The anti-establishment movement finally came to an end in June 1986 when the Mizoram Peace Accord was signed between the MNF and the Government of India. As per this agreement the region was given statehood and the separate State of Mizoram was born in February 1987. MNF chief Laldenga became the State’s first Chief Minister.
A young local stooped over a mobile phone, mentions wistfully that his generation looked at the events of those days through history books and often cannot relate to the events. But it is the elders who have a painful memory and do not want to talk about it. Many elders fall into a chilling silence and seem to want to forget it. But he goes on to add that there are a lot of people who keep the memory alive, especially the younger generation, some of whom have made short films on the era.
Local organisations have also worked hard to claim compensation for victims who faced atrocities during those years. As he succinctly mentions, “The collusion of the sufferers”, especially the old, does not wipe out the memories of the days.
Late in the day, a jarring feeling returned. And it was then, that a Mizo friend spoke about the unnaturally hanging villages by the roadsides. After the bombings of 1966 which was not even officially accepted by the Government till the 1980s, the Government decided to create Protected and Progressive Villages (PPV). A misnomer if there ever was one, the authorities herded villagers from across the tiny hill State into 110 such camps and sowed the seeds of an undisguised annihilation of traditional customs.

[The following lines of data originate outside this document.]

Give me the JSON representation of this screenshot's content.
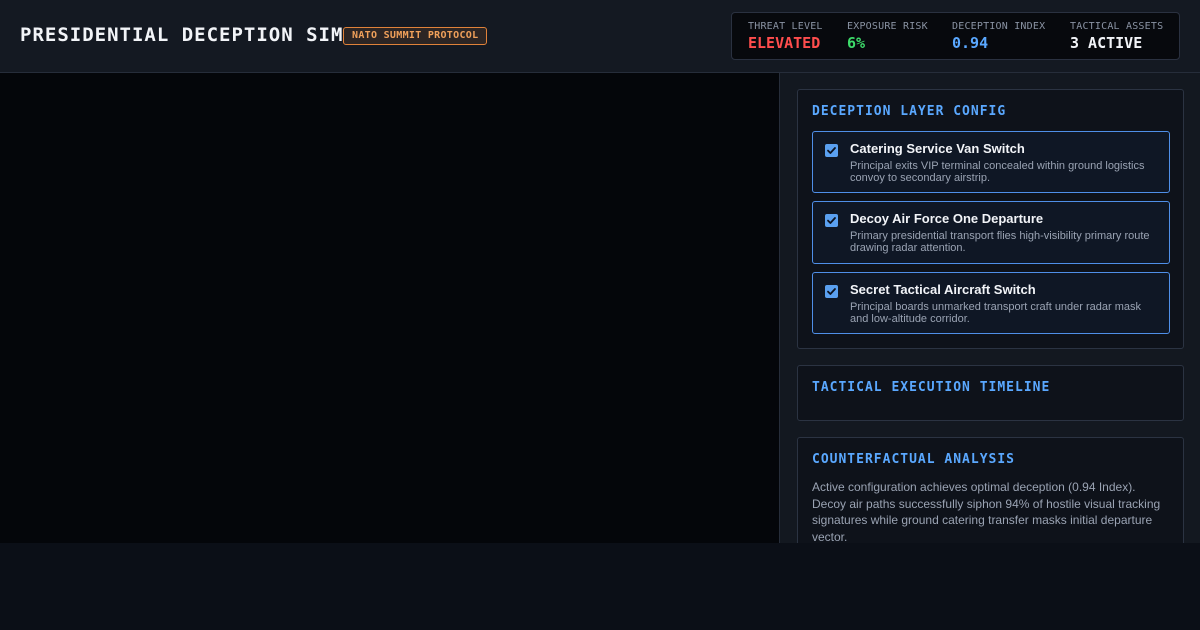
{
  "header": {
    "title": "PRESIDENTIAL DECEPTION SIM",
    "badge": "NATO SUMMIT PROTOCOL",
    "metrics": [
      {
        "label": "THREAT LEVEL",
        "value": "ELEVATED",
        "color": "#ff4d4d"
      },
      {
        "label": "EXPOSURE RISK",
        "value": "6%",
        "color": "#3ddc6a"
      },
      {
        "label": "DECEPTION INDEX",
        "value": "0.94",
        "color": "#5aa8ff"
      },
      {
        "label": "TACTICAL ASSETS",
        "value": "3 ACTIVE",
        "color": "#f2f4f8"
      }
    ]
  },
  "deception_config": {
    "title": "DECEPTION LAYER CONFIG",
    "options": [
      {
        "title": "Catering Service Van Switch",
        "description": "Principal exits VIP terminal concealed within ground logistics convoy to secondary airstrip.",
        "checked": true
      },
      {
        "title": "Decoy Air Force One Departure",
        "description": "Primary presidential transport flies high-visibility primary route drawing radar attention.",
        "checked": true
      },
      {
        "title": "Secret Tactical Aircraft Switch",
        "description": "Principal boards unmarked transport craft under radar mask and low-altitude corridor.",
        "checked": true
      }
    ]
  },
  "timeline": {
    "title": "TACTICAL EXECUTION TIMELINE"
  },
  "analysis": {
    "title": "COUNTERFACTUAL ANALYSIS",
    "text": "Active configuration achieves optimal deception (0.94 Index). Decoy air paths successfully siphon 94% of hostile visual tracking signatures while ground catering transfer masks initial departure vector."
  },
  "colors": {
    "accent": "#5aa8ff",
    "warning": "#e0823a",
    "danger": "#ff4d4d",
    "success": "#3ddc6a"
  }
}
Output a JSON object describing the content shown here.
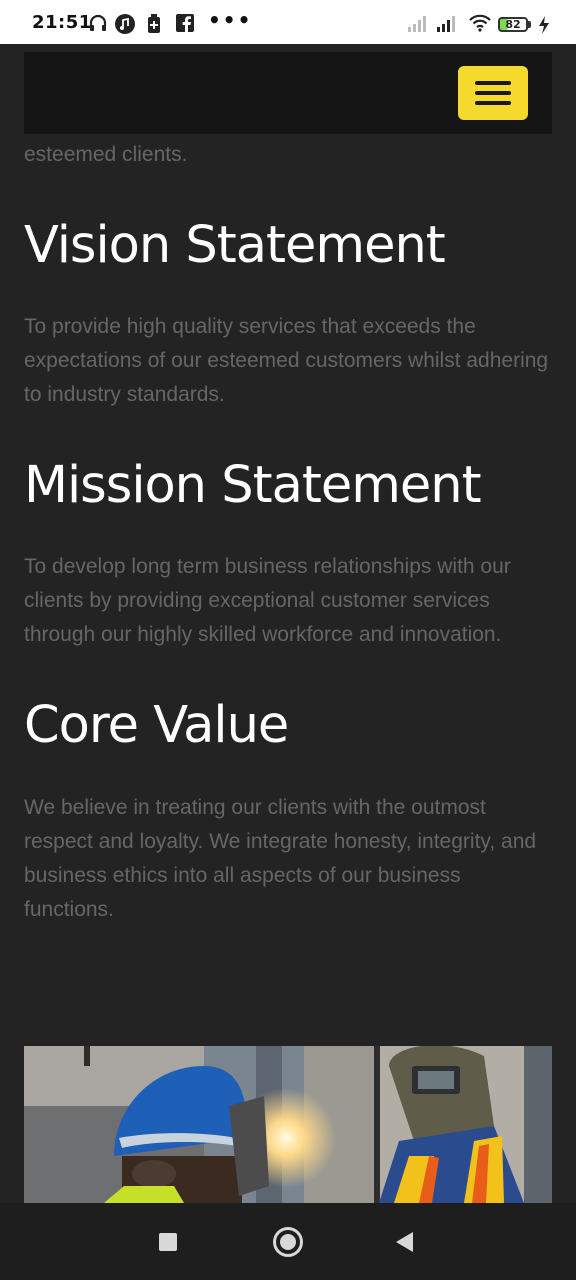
{
  "status_bar": {
    "time": "21:51",
    "more": "•••",
    "battery": "82",
    "icons": [
      "headphones-icon",
      "music-icon",
      "notification-icon",
      "facebook-icon",
      "signal-icon",
      "signal-icon",
      "wifi-icon",
      "battery-icon",
      "charging-icon"
    ]
  },
  "header": {
    "menu_icon": "hamburger-menu-icon",
    "menu_color": "#f5d92c"
  },
  "content": {
    "intro_tail": "esteemed clients.",
    "sections": [
      {
        "heading": "Vision Statement",
        "text": "To provide high quality services that exceeds the expectations of our esteemed customers whilst adhering to industry standards."
      },
      {
        "heading": "Mission Statement",
        "text": "To develop long term business relationships with our clients by providing exceptional customer services through our highly skilled workforce and innovation."
      },
      {
        "heading": "Core Value",
        "text": "We believe in treating our clients with the outmost respect and loyalty.  We integrate honesty, integrity, and business ethics into all aspects of our business functions."
      }
    ]
  },
  "photo": {
    "subject": "welders-photo"
  },
  "nav_bar": {
    "icons": [
      "recent-apps-icon",
      "home-icon",
      "back-icon"
    ]
  },
  "colors": {
    "background": "#232323",
    "heading": "#ffffff",
    "body_text": "#666666",
    "accent": "#f5d92c"
  }
}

The sociocultural impacts of forcing communities to leave their traditional lands while their lives burnt to the ground is felt to this day with a bewildered community still searching for answers for that senseless act of brutality.
For many people, the bombing was a minor event when compared to the PPVs. These forced segregations had a long-lasting effect on Mizo society as many people lost their ancestral bearings. The pain was not even about burning of assets, but the perceptible change in societal norms with people forced to live in proximity with other villagers.
The widespread human rights abuses, pervasive food shortage in a new place, and a growing disconnect from their ancestral villages, have left a scar. Even after the PPVs were disbanded and many people returned, they reverted to a broken society. Many did not even return and continued staying near the camp grounds.
The break up meant that many small clusters of pseudo-villages came up in the State. Administrative decisions on developing infrastructure in the villages became a challenge as choices had to be made upon where to start a school, which village should get a water supply and so on. The results have been long drawn but often visible in the faces of children who must walk long distances to attend school, increased isolation and poverty, poor healthcare and scanty water supply, the hinterland is still picking up the pieces from living forcibly.
Now New Delhi’s measures to prevent Myanmarese nationals fleeing the junta from entering Indian States bordering Myanmar have opened up old wounds.
The Mizos do not ask for much, as those lucky enough to make the arduous journey to the Mizo hills will attest to. They love unconditionally and care for their land as few other communities do. Above all, they exude the same extraordinary warmth that many hill communities display — be it the Himachali, Uttaranchali, Sikkimese and Arunachalis. However, the Mizos do clamour for closure so that the burden of ‘Zoram Day’ and life in PPVs can be relieved. Closure and acknowledgement of those days will sow the seeds for a deep reconciliation in the future.
The writer is Assistant Professor at Azim Premji University. The views expressed are personal.